Tethered balloon measurements of biogenic VOCs in the atmospheric boundary layer
Published Web Locationhttps://doi.org/10.1016/s1352-2310(98)00302-1

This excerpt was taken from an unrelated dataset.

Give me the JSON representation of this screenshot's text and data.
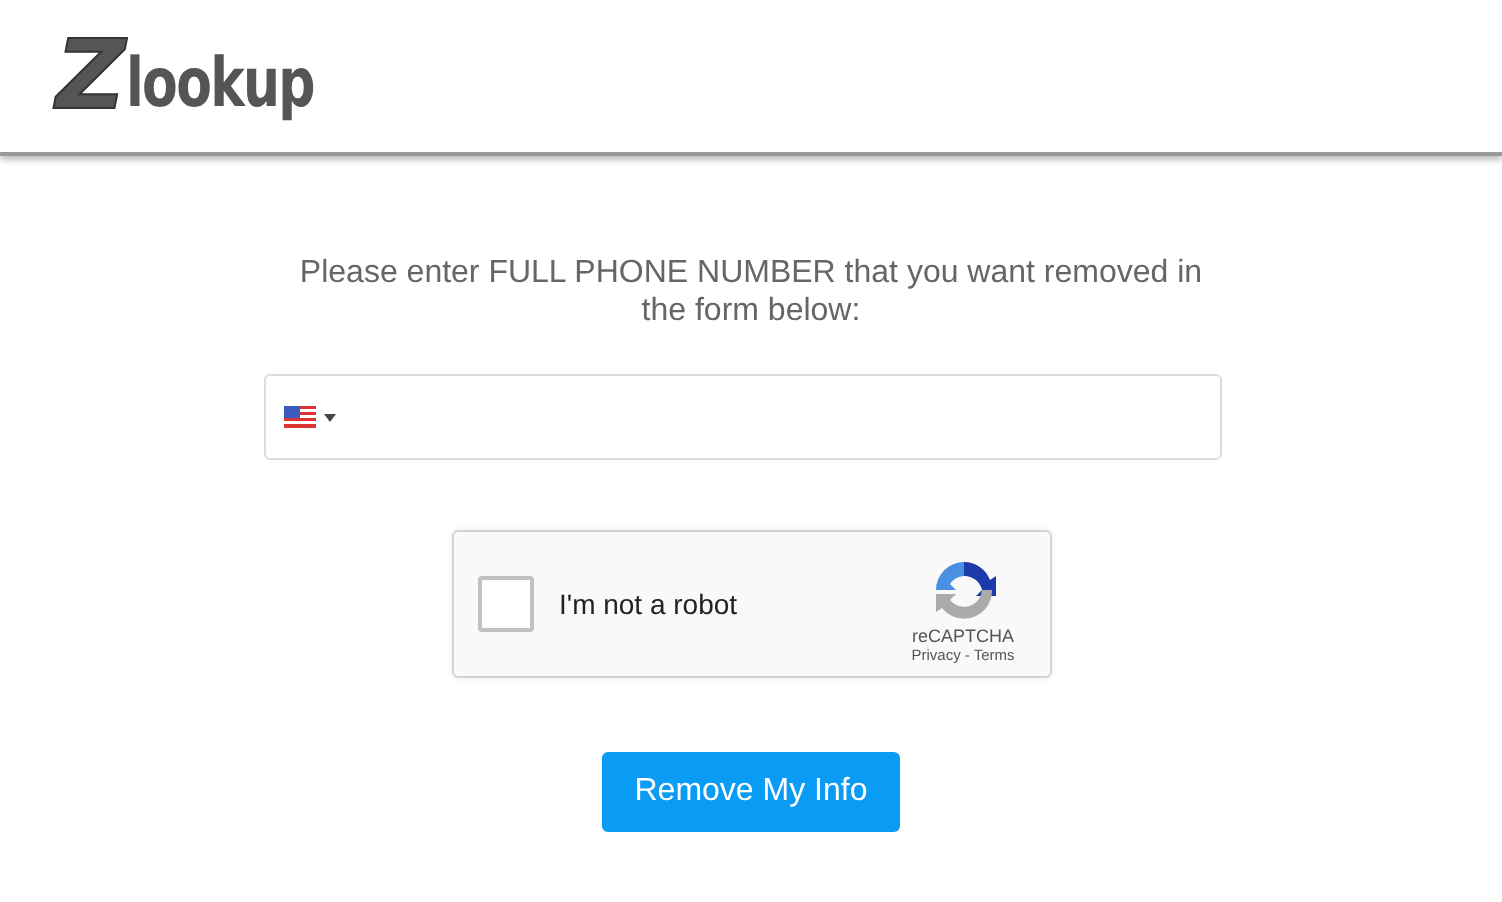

Biogenic volatile organic compounds (BVOCs) were measured on tethered balloon platforms in 11 deployments between 1985 and 1996. A series of balloon sampling packages have been used to describe boundary layer dynamics, BVOC distribution, chemical transformations of BVOCs, and to estimate BVOC emission rates from terrestrial vegetation. Measurements indicated a slow decrease of concentration for BVOCs with altitude in the mixed layer when sampling times were greater than average convective turnover time; surface layer concentrations were more variable because of proximity to various emission sources in the smaller surface layer footprint. Mixed layer concentrations of isoprene remained fairly constant in the middle of the day, in contrast to canopy-level isoprene concentrations, which continued to increase until early evening. Daytime emissions, which increase with temperature and light, appear to be balanced by changes in entrainment and oxidation. Daytime measurements of methacrolein and methyl vinyl ketone, reaction products of the atmospheric oxidation of isoprene, showed fairly constant ratio to each other with altitude throughout the mixed layer. BVOC emission flux estimates using balloon measurements and from the extrapolation of leaf level emissions to the landscape scale were in good agreement.